- did I remove my eyes. For as their prongs
- they lowered, one fiend to another said:
- “Wouldst thou that I should touch him on his rump?”
- and they replied: “Yes, see thou nick it for him!”
- But that fiend, who was with my Leader talking,
- turned round at once, and said to him: “Keep still,
- keep still there, Scarmiglionë!” Then to us:
- “Further advance along this present crag
- can not be made, because the sixth arch yonder
- lies wholly shattered on the ground below;
- but if it please you still to go ahead,
- go on along this ridge; there is near by
- another crag which furnishes a path.
- Than this hour five hours later yesterday,
- twelve hundred, six and sixty years had passed,
- since here the path was broken. I am sending
- some of my company in that direction,
- to see if any yonder air themselves;
- go on with them, for they will not be bad.”
- “Step forward, Alichino, and Calcabrina,”
- he then began to say, “thou, too, Cagnazzo;
- and let old Barbariccia guide the ten.
- Have Libicocco go, and Draghignazzo;
- tusked Ciriatto, too, and Graffiacane,
- with Farfarello and crazy Rubicante.
- Search round about the boiling birdlime pitch;
- let these be safe as far as that next crag,
- which all unbroken goes across the dens.”
- “Oh, Teacher, what is this I see?” said I.
- “If thou know how, pray let us go alone,
- for I request no escort for myself.
- If thou as wary art as thou art wont,
- dost thou not notice how they gnash their teeth,
- and with their eyebrows threaten us with woe?”
- And he to me: “I would not have thee frightened;
- let them grin on, then, as they like, for that
- they ’re doing at the wretches who are boiled.”
- They wheeled, and moved along the left bank then;

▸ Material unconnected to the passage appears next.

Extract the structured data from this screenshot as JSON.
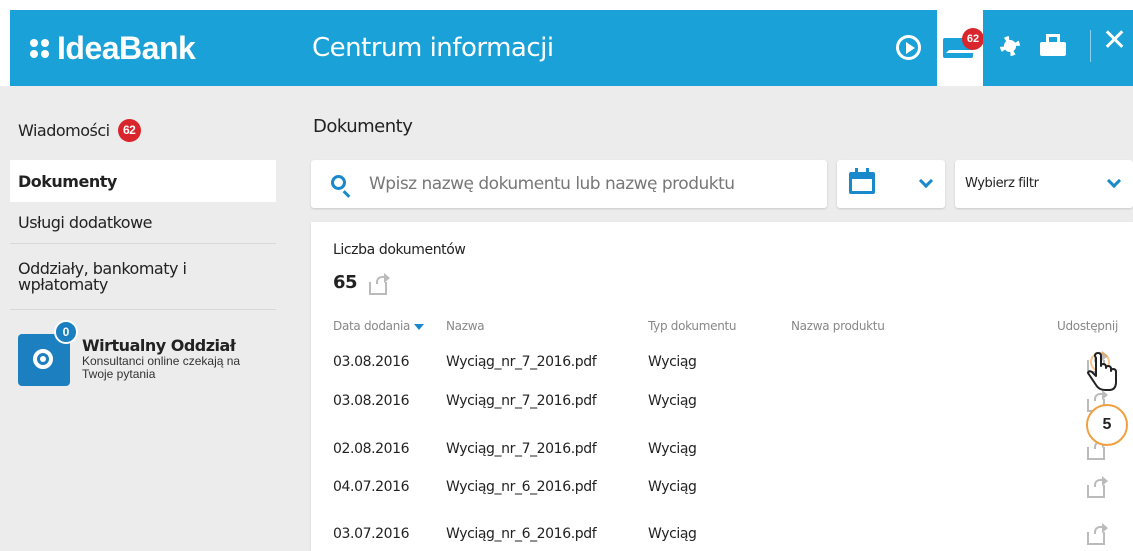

- but not till each, as signal toward their leader,
- had first thrust out his tongue between his teeth,
- and he had of his rump a trumpet made.